By Joseph Robertia
Children often get the answers to many important questions while pursuing their educations, but kids in a few schools last week got clarity on some of life’s sillier queries, such as, how would an injured pig get to the hospital?
“In a ham-bulance,” said Mike Thaler, author of the “Black Lagoon” series of books, to the uproars of children during a workshop he led at Tustumena Elementary School last Wednesday.
He also visited Kaleidoscope and Redoubt Elementary schools, through funding from library fundraisers and PTAs, as well as several others around the peninsula and in the Anchorage area.
Thaler, up from Oregon, has written more than 250 books and received awards for some in the “Black Lagoon” series, including “The Cafeteria Lady from the Black Lagoon,” for which he earned a Kids Choice Award in 1999. He has also received awards from the Society of Illustrators, the Martha Kinney Cooper Ohioana Library Association, the National Cartoonists Society and others.

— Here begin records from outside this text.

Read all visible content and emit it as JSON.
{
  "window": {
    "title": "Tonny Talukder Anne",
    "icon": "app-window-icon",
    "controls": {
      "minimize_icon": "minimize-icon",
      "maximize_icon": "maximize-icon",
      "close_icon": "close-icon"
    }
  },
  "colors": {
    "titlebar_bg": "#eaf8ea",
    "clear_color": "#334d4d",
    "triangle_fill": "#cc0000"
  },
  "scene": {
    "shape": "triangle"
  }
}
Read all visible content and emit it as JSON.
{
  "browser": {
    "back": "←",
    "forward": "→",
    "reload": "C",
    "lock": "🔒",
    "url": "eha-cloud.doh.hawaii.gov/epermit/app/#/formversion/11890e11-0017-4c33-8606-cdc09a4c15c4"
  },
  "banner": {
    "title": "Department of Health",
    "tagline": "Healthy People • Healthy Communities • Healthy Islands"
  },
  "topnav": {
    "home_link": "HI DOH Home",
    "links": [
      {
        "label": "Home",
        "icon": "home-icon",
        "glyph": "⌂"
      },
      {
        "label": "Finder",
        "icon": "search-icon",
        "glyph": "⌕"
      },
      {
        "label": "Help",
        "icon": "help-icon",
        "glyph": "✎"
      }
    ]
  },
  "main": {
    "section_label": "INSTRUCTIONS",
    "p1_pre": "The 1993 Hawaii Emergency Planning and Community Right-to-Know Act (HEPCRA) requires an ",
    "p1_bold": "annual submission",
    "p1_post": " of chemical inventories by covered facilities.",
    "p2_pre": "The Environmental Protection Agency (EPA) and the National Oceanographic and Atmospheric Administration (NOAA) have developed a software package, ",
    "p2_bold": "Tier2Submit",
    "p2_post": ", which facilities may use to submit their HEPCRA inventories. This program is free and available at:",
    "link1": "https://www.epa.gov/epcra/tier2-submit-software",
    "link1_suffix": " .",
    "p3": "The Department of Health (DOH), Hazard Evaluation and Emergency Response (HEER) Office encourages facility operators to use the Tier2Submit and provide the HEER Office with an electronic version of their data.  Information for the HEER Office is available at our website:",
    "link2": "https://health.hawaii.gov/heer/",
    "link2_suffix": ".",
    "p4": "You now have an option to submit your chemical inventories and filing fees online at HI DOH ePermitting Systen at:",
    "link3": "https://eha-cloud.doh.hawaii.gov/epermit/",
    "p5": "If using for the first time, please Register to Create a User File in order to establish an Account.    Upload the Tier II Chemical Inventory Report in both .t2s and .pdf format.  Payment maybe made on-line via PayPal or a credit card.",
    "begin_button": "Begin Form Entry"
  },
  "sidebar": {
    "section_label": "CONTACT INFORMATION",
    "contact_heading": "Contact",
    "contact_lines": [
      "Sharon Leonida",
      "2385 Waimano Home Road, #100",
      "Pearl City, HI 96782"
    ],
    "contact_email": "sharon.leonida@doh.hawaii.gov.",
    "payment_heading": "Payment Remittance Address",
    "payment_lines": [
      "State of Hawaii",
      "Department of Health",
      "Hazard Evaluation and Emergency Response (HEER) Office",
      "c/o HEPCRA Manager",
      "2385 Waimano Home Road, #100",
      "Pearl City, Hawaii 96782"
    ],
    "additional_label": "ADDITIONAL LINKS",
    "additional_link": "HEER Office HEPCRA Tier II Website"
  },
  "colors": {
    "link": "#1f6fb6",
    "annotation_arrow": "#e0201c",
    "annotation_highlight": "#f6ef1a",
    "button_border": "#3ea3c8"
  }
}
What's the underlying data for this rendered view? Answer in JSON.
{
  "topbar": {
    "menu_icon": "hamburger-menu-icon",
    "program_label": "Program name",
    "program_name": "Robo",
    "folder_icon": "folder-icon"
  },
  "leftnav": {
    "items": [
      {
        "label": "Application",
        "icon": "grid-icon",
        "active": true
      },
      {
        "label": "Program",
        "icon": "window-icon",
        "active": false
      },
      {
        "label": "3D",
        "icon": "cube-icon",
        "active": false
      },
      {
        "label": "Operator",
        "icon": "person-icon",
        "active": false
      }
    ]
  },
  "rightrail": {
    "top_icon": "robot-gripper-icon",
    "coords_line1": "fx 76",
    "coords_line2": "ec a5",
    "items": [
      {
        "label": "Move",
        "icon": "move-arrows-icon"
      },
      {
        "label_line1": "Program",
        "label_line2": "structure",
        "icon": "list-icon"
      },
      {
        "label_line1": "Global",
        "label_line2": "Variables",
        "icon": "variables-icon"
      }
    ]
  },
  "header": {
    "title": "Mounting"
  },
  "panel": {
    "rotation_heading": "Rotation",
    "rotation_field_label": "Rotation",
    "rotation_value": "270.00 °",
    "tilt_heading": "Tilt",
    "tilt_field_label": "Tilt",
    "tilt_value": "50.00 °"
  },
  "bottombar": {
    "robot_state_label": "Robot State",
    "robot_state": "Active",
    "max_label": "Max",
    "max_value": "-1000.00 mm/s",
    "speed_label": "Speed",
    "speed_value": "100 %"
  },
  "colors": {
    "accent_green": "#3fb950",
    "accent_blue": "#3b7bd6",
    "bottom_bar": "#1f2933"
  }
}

Thaler also is known as “The Riddle King,” and said he enjoys using riddles as a way to stimulate children’s interests in learning and creating.
“He loves working with the kids,” said his wife, Patty Thaler. “He goes around the world doing this. We were just in Spain in October, and we’ve been to Alaska visiting schools before, but this is our first time in this area.”
Rosy Thompson, librarian at Tustumena Elementary, said author visits from the Lower 48 are rare.
“I’ve been here eight years and we’ve had local authors, but not a big name like this from Outside. It’s pretty exciting for the kids,” she said.
That excitement showed, as an entire hallway to the library had been festooned in “Black Lagoon” cartoons and quotes, as well as some of the quotes for which Thaler is most famous. For instance, that his favorite nation is “Imagination.”
Thompson said that, more than just the fun of the visit, the children also take away important concepts from these author visits.
“It gets their brains going about how they can write and draw,” she said. “But, also, I think they realize this is something they could grow up and do.”
Laurie Cowgill, media specialist at Kaleidoscope, echoed similar sentiments to the importance of these kinds of workshops for kids.
“Having the ‘real thing’ connect with students is very valuable. The kids get excited about reading and writing when it is an author visit. They can envision themselves as writers when they get to talk to someone who is ‘famous’ and real,” she said.
Cowgill added that this applies for visits from other performing artists, too.
“The same proves true for visits from real artists, musicians and actors. It’s a personal priority to find funds for these visits as it provides life-changing experiences for some kids. They can see themselves in one of these professions and they are inspired to strive toward a goal,” she said.
Unfortunately, she said, a reality of the educational system is there is not enough funding for everything that is educational and beneficial, and so visits like Thaler’s have been moved to the back burner by some schools.
“Author visits have become somewhat rare in the last few years. I think there are a number of reasons, probably first of which is funding issues. There are only three schools in the area that were willing to spend funds on having an author visit,” she said.
This is odd considering the popularity of the books within schools, particularly with second- through fourth-graders who enjoy the books’ fun creepiness, as well as the overall pattern of predictability for the series.
“Also, travel has gotten a lot more expensive, which means the cost goes up. So costs go up, funding goes down. With the advent of high-stakes testing, what is valuable has somehow gotten skewed. And what can’t directly be correlated to data is no longer valued in some circles,” she said.
Cowgill added that local schools also used to be able to piggyback off the Anchorage “authors to Alaska” program, but as it has waned in recent years, too, so have the opportunities.
“They used to bring authors up to Anchorage libraries on a regular basis and we could tag on to those. As people have retired and moved on, that agency is not as active as it used to be. So less authors to Alaska is the bottom line,” she said.